• Task directions:
The entries shown next need to be written again word for word.

━━━━━━━━━━

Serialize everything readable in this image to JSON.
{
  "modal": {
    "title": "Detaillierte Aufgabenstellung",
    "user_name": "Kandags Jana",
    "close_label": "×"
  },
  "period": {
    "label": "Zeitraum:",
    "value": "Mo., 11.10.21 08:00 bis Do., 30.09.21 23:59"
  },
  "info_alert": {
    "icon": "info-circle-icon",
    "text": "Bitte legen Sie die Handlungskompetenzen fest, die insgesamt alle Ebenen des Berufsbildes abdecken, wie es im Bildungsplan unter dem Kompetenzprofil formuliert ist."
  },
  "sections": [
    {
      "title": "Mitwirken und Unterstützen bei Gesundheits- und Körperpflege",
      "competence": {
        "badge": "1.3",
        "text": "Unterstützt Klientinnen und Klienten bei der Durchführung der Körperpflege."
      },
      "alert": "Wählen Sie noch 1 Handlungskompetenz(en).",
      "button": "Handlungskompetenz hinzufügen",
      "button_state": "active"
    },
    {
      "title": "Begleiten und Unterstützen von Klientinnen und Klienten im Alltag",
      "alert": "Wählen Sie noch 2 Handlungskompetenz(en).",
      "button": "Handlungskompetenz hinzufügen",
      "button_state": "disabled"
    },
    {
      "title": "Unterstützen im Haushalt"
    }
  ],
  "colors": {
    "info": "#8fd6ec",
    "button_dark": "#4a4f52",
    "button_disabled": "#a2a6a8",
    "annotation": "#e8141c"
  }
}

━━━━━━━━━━

• Output of the exercise:
Serialize everything readable in this image to JSON.
{
  "modal": {
    "title": "Detaillierte Aufgabenstellung",
    "user_name": "Kandags Jana",
    "close_label": "×"
  },
  "period": {
    "label": "Zeitraum:",
    "value": "Mo., 11.10.21 08:00 bis Do., 30.09.21 23:59"
  },
  "info_alert": {
    "icon": "info-circle-icon",
    "text": "Bitte legen Sie die Handlungskompetenzen fest, die insgesamt alle Ebenen des Berufsbildes abdecken, wie es im Bildungsplan unter dem Kompetenzprofil formuliert ist."
  },
  "sections": [
    {
      "title": "Mitwirken und Unterstützen bei Gesundheits- und Körperpflege",
      "competence": {
        "badge": "1.3",
        "text": "Unterstützt Klientinnen und Klienten bei der Durchführung der Körperpflege."
      },
      "alert": "Wählen Sie noch 1 Handlungskompetenz(en).",
      "button": "Handlungskompetenz hinzufügen",
      "button_state": "active"
    },
    {
      "title": "Begleiten und Unterstützen von Klientinnen und Klienten im Alltag",
      "alert": "Wählen Sie noch 2 Handlungskompetenz(en).",
      "button": "Handlungskompetenz hinzufügen",
      "button_state": "disabled"
    },
    {
      "title": "Unterstützen im Haushalt"
    }
  ],
  "colors": {
    "info": "#8fd6ec",
    "button_dark": "#4a4f52",
    "button_disabled": "#a2a6a8",
    "annotation": "#e8141c"
  }
}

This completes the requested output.